A psychology major on the Hill, Cohen continued to hone his craft during college. He entertained at events for University donors; famed astronomer Carl Sagan once hired him to perform for visiting astrophysicists. He also self-produced a series of shows—an early version of Chamber Magic—at Cornell’s Black Box Theatre. After graduation, he and his now-wife of twenty-five years, Yumi Morishige, MA ’94, moved to Japan, where he worked as a translator and did magic on the side. A break came when David Udell ’82, then general manager of the Park Hyatt Tokyo, hired Cohen to amuse VIP guests like the Rolling Stones. A year later, he moved back to New York and got a job in marketing, but continued to moonlight. He launched a regular show at a friend’s apartment, eventually moving it to the National Arts Club and later to the Waldorf. Then, in 2008, “CBS Sunday Morning” did a piece on Chamber Magic. “It was a watershed moment,” he says. “That eight-minute segment sold over $1 million worth of tickets in less than a week.” It also led to appearances on CNN and “Late Night with David Letterman,” as well as coverage in publications like the New York Times.

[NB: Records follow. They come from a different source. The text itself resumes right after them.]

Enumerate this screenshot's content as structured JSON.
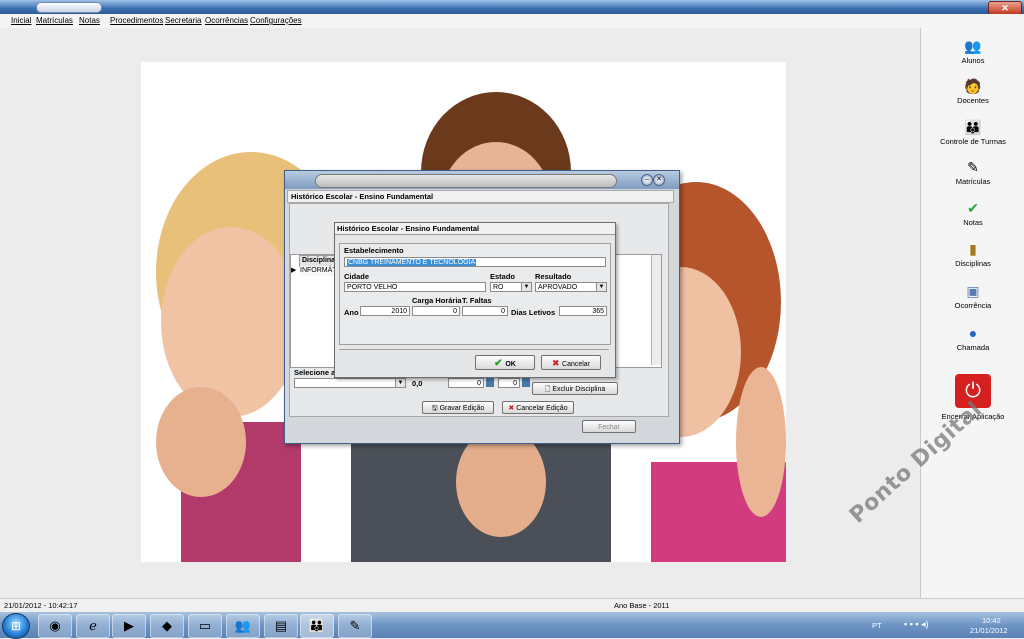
{
  "menu": {
    "items": [
      "Inicial",
      "Matrículas",
      "Notas",
      "Procedimentos",
      "Secretaria",
      "Ocorrências",
      "Configurações"
    ]
  },
  "right_panel": {
    "items": [
      {
        "label": "Alunos",
        "icon": "students-icon"
      },
      {
        "label": "Docentes",
        "icon": "teachers-icon"
      },
      {
        "label": "Controle de Turmas",
        "icon": "class-control-icon"
      },
      {
        "label": "Matrículas",
        "icon": "enrollment-icon"
      },
      {
        "label": "Notas",
        "icon": "grades-checkmark-icon"
      },
      {
        "label": "Disciplinas",
        "icon": "book-icon"
      },
      {
        "label": "Ocorrência",
        "icon": "occurrence-icon"
      },
      {
        "label": "Chamada",
        "icon": "attendance-icon"
      },
      {
        "label": "Encerrar Aplicação",
        "icon": "power-icon"
      }
    ]
  },
  "dialog": {
    "title": "Histórico Escolar - Ensino Fundamental",
    "grid": {
      "header": "Disciplina",
      "row_value": "INFORMÁTI"
    },
    "select_label": "Selecione a",
    "bottom_row": {
      "value1": "0,0",
      "value2": "0",
      "value3": "0"
    },
    "buttons": {
      "excluir": "Excluir Disciplina",
      "gravar": "Gravar Edição",
      "cancelar_edicao": "Cancelar Edição",
      "fechar": "Fechar"
    }
  },
  "subdialog": {
    "title": "Histórico Escolar - Ensino Fundamental",
    "labels": {
      "estabelecimento": "Estabelecimento",
      "cidade": "Cidade",
      "estado": "Estado",
      "resultado": "Resultado",
      "carga_horaria": "Carga Horária",
      "t_faltas": "T. Faltas",
      "ano": "Ano",
      "dias_letivos": "Dias Letivos"
    },
    "values": {
      "estabelecimento": "CNBG TREINAMENTO E TECNOLOGIA",
      "cidade": "PORTO VELHO",
      "estado": "RO",
      "resultado": "APROVADO",
      "ano": "2010",
      "carga_horaria": "0",
      "t_faltas": "0",
      "dias_letivos": "365"
    },
    "buttons": {
      "ok": "OK",
      "cancelar": "Cancelar"
    }
  },
  "status_bar": {
    "datetime": "21/01/2012 - 10:42:17",
    "ano_base": "Ano Base - 2011"
  },
  "taskbar": {
    "language": "PT",
    "time": "10:42",
    "date": "21/01/2012"
  },
  "watermark": "Ponto Digital",
  "colors": {
    "selection": "#3b8fd9",
    "power_button": "#d62020",
    "ok_check": "#1f9d1f",
    "cancel_x": "#c62020"
  }
}
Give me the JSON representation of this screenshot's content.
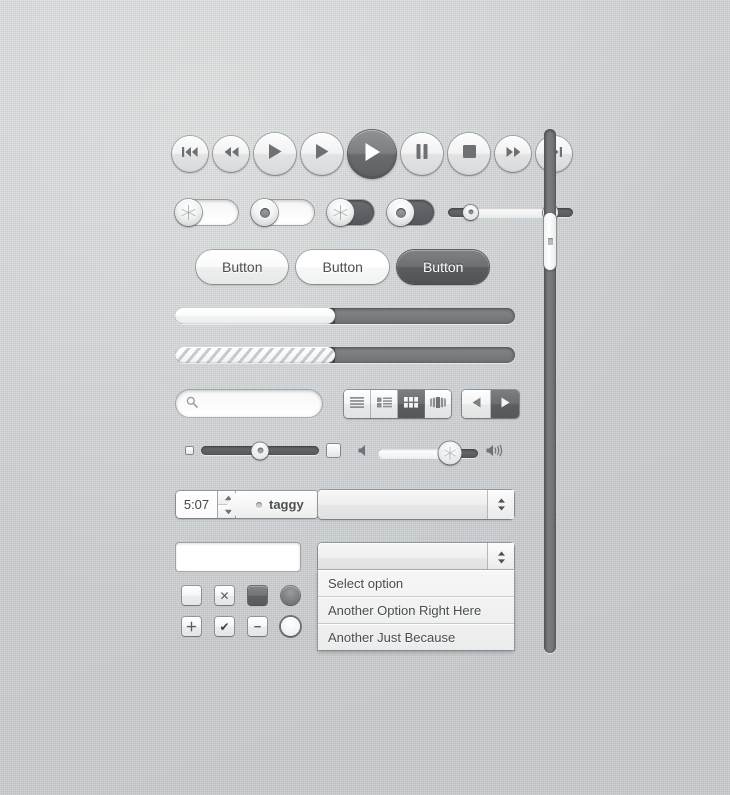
{
  "transport": {
    "buttons": [
      {
        "name": "rewind-to-start-button",
        "icon": "skip-backward-icon",
        "size": "small",
        "style": "light"
      },
      {
        "name": "rewind-button",
        "icon": "rewind-icon",
        "size": "small",
        "style": "light"
      },
      {
        "name": "play-button-1",
        "icon": "play-icon",
        "size": "normal",
        "style": "light"
      },
      {
        "name": "play-button-2",
        "icon": "play-icon",
        "size": "normal",
        "style": "light"
      },
      {
        "name": "play-button-active",
        "icon": "play-icon",
        "size": "large",
        "style": "dark"
      },
      {
        "name": "pause-button",
        "icon": "pause-icon",
        "size": "normal",
        "style": "light"
      },
      {
        "name": "stop-button",
        "icon": "stop-icon",
        "size": "normal",
        "style": "light"
      },
      {
        "name": "fast-forward-button",
        "icon": "fast-forward-icon",
        "size": "small",
        "style": "light"
      },
      {
        "name": "skip-to-end-button",
        "icon": "skip-forward-icon",
        "size": "small",
        "style": "light"
      }
    ]
  },
  "toggles": [
    {
      "name": "toggle-switch-on-spoked",
      "state": "on",
      "knob": "spoked",
      "width": "wide"
    },
    {
      "name": "toggle-switch-on-dotted",
      "state": "on",
      "knob": "dotted",
      "width": "wide"
    },
    {
      "name": "toggle-switch-off-spoked",
      "state": "off",
      "knob": "spoked",
      "width": "narrow"
    },
    {
      "name": "toggle-switch-off-dotted",
      "state": "off",
      "knob": "dotted",
      "width": "narrow"
    }
  ],
  "range_slider": {
    "name": "range-slider",
    "low_percent": 18,
    "high_percent": 82
  },
  "buttons": [
    {
      "label": "Button",
      "style": "light"
    },
    {
      "label": "Button",
      "style": "bright"
    },
    {
      "label": "Button",
      "style": "dark"
    }
  ],
  "progress_bars": [
    {
      "name": "progress-bar-plain",
      "value_percent": 47,
      "style": "plain"
    },
    {
      "name": "progress-bar-striped",
      "value_percent": 47,
      "style": "striped"
    }
  ],
  "search": {
    "placeholder": "",
    "icon": "search-icon"
  },
  "view_segmented": {
    "segments": [
      {
        "icon": "list-view-icon",
        "selected": false
      },
      {
        "icon": "list-detail-view-icon",
        "selected": false
      },
      {
        "icon": "grid-view-icon",
        "selected": true
      },
      {
        "icon": "coverflow-view-icon",
        "selected": false
      }
    ]
  },
  "nav_arrows": {
    "segments": [
      {
        "icon": "arrow-left-icon",
        "selected": false
      },
      {
        "icon": "arrow-right-icon",
        "selected": true
      }
    ]
  },
  "slider_size": {
    "name": "size-slider",
    "value_percent": 50,
    "left_icon": "small-square-icon",
    "right_icon": "large-square-icon"
  },
  "slider_volume": {
    "name": "volume-slider",
    "value_percent": 72,
    "left_icon": "speaker-mute-icon",
    "right_icon": "speaker-loud-icon"
  },
  "stepper": {
    "value": "5:07",
    "up_icon": "caret-up-icon",
    "down_icon": "caret-down-icon"
  },
  "tag": {
    "label": "taggy",
    "icon": "tag-hole-icon"
  },
  "select_top": {
    "value": "",
    "arrow_icon": "updown-arrows-icon"
  },
  "text_input": {
    "value": "",
    "placeholder": ""
  },
  "select_open": {
    "value": "",
    "arrow_icon": "updown-arrows-icon"
  },
  "dropdown_options": [
    "Select option",
    "Another Option Right Here",
    "Another Just Because"
  ],
  "checkboxes_row1": [
    {
      "name": "checkbox-empty",
      "glyph": "",
      "state": "unchecked"
    },
    {
      "name": "checkbox-cross",
      "glyph": "✕",
      "state": "cross"
    },
    {
      "name": "checkbox-filled",
      "glyph": "",
      "state": "filled"
    },
    {
      "name": "radio-selected-dark",
      "glyph": "",
      "state": "dark"
    }
  ],
  "checkboxes_row2": [
    {
      "name": "checkbox-plus",
      "glyph": "＋",
      "state": "plus"
    },
    {
      "name": "checkbox-check",
      "glyph": "✔",
      "state": "checked"
    },
    {
      "name": "checkbox-minus",
      "glyph": "−",
      "state": "minus"
    },
    {
      "name": "radio-unselected-light",
      "glyph": "",
      "state": "light"
    }
  ],
  "scrollbar": {
    "name": "vertical-scrollbar",
    "thumb_top_percent": 16,
    "thumb_height_percent": 11
  },
  "colors": {
    "background": "#cfd3d5",
    "dark_control": "#6b6e71",
    "text": "#4a4d50",
    "track_dark": "#55585b"
  }
}
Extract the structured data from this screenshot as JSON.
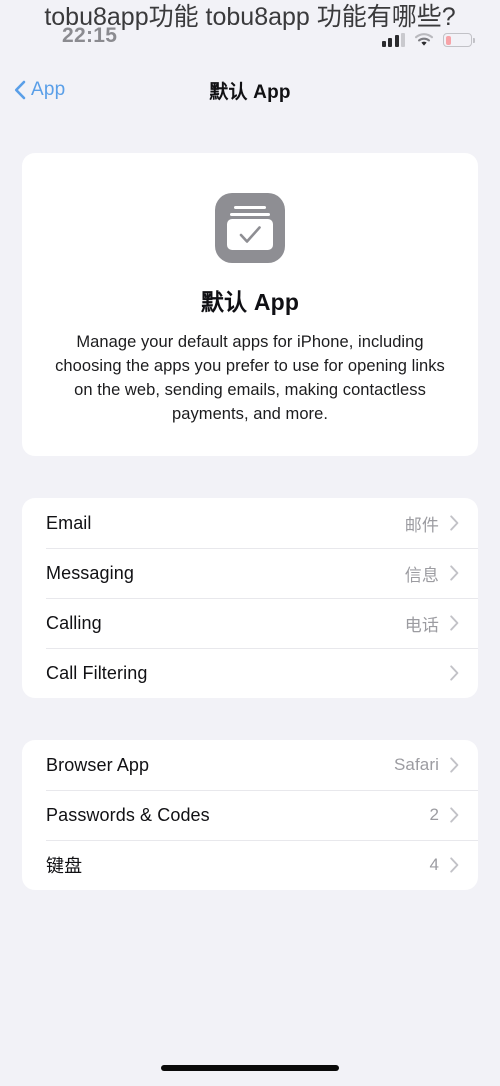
{
  "overlay": {
    "title": "tobu8app功能 tobu8app 功能有哪些?"
  },
  "status_bar": {
    "time": "22:15",
    "signal_icon": "cellular-bars-icon",
    "wifi_icon": "wifi-icon",
    "battery_icon": "battery-low-icon",
    "battery_level_percent": 22,
    "battery_color": "#f7a3a8"
  },
  "nav": {
    "back_label": "App",
    "back_icon": "chevron-left-icon",
    "title": "默认 App",
    "accent_color": "#5a9fe8"
  },
  "hero": {
    "icon_name": "default-apps-icon",
    "title": "默认 App",
    "description": "Manage your default apps for iPhone, including choosing the apps you prefer to use for opening links on the web, sending emails, making contactless payments, and more."
  },
  "groups": [
    {
      "name": "default-apps-group",
      "rows": [
        {
          "label": "Email",
          "value": "邮件",
          "chevron": "chevron-right-icon"
        },
        {
          "label": "Messaging",
          "value": "信息",
          "chevron": "chevron-right-icon"
        },
        {
          "label": "Calling",
          "value": "电话",
          "chevron": "chevron-right-icon"
        },
        {
          "label": "Call Filtering",
          "value": "",
          "chevron": "chevron-right-icon"
        }
      ]
    },
    {
      "name": "browser-and-input-group",
      "rows": [
        {
          "label": "Browser App",
          "value": "Safari",
          "chevron": "chevron-right-icon"
        },
        {
          "label": "Passwords & Codes",
          "value": "2",
          "chevron": "chevron-right-icon"
        },
        {
          "label": "键盘",
          "value": "4",
          "chevron": "chevron-right-icon"
        }
      ]
    }
  ],
  "home_indicator": "home-indicator"
}
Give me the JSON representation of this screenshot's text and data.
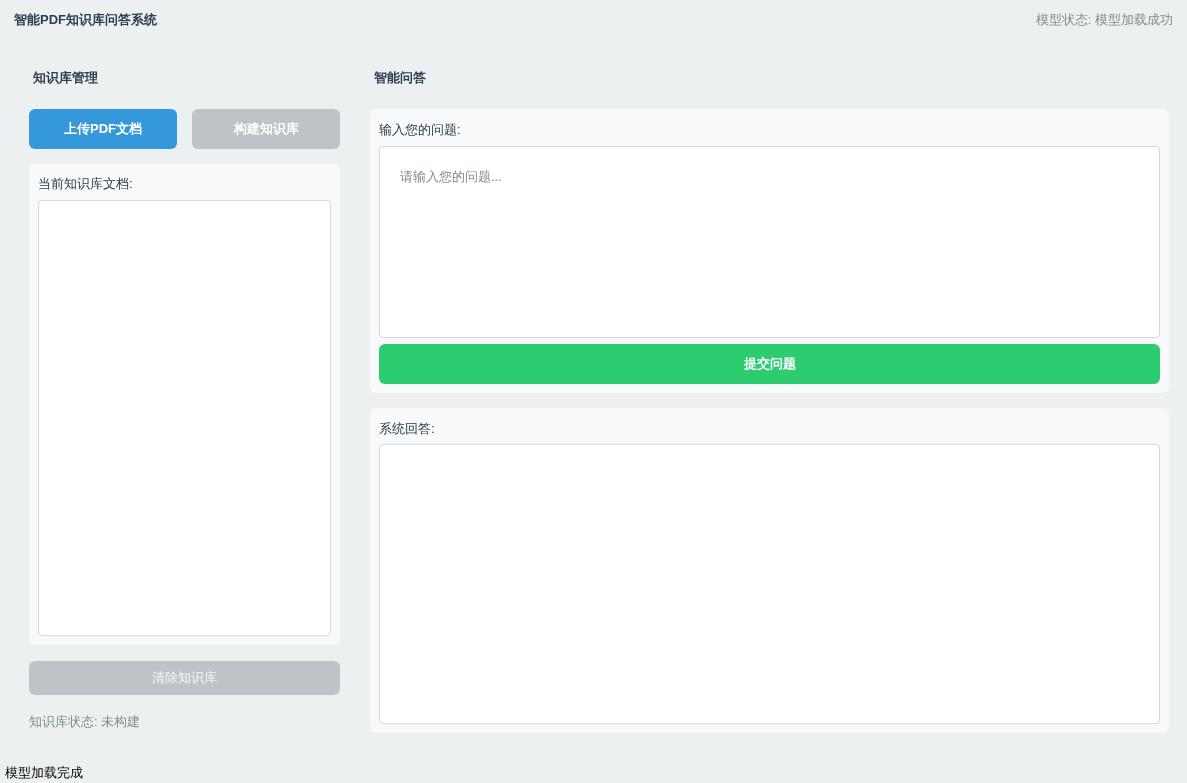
{
  "header": {
    "title": "智能PDF知识库问答系统",
    "model_status": "模型状态: 模型加载成功"
  },
  "knowledge": {
    "heading": "知识库管理",
    "buttons": [
      {
        "label": "上传PDF文档",
        "disabled": false
      },
      {
        "label": "构建知识库",
        "disabled": true
      }
    ],
    "docs_label": "当前知识库文档:",
    "clear_button": {
      "label": "清除知识库",
      "disabled": true
    },
    "status": "知识库状态: 未构建"
  },
  "qa": {
    "heading": "智能问答",
    "question_label": "输入您的问题:",
    "placeholder": "请输入您的问题...",
    "submit": "提交问题",
    "answer_label": "系统回答:"
  },
  "status_bar": "模型加载完成"
}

Since then, he has starred in a History Channel special, had a solo show at Carnegie Hall, and published books that include a semi-autobiographical graphic novel, The Millionaires’ Magician. (Pal David Copperfield wrote the foreword.)
Currently, Cohen is preparing for a twentieth anniversary show, to debut in March 2020. He’s aiming to add at least one major trick; since his audiences have high expectations, he admits, he feels a fair amount of pressure to impress. One recently adopted strategy to keep his energy up: running marathons. “The training has given me more endurance that has spilled over into my magic performances,” he says. “Now at the end of the night where I used to be exhausted, I’m ready to do another show.”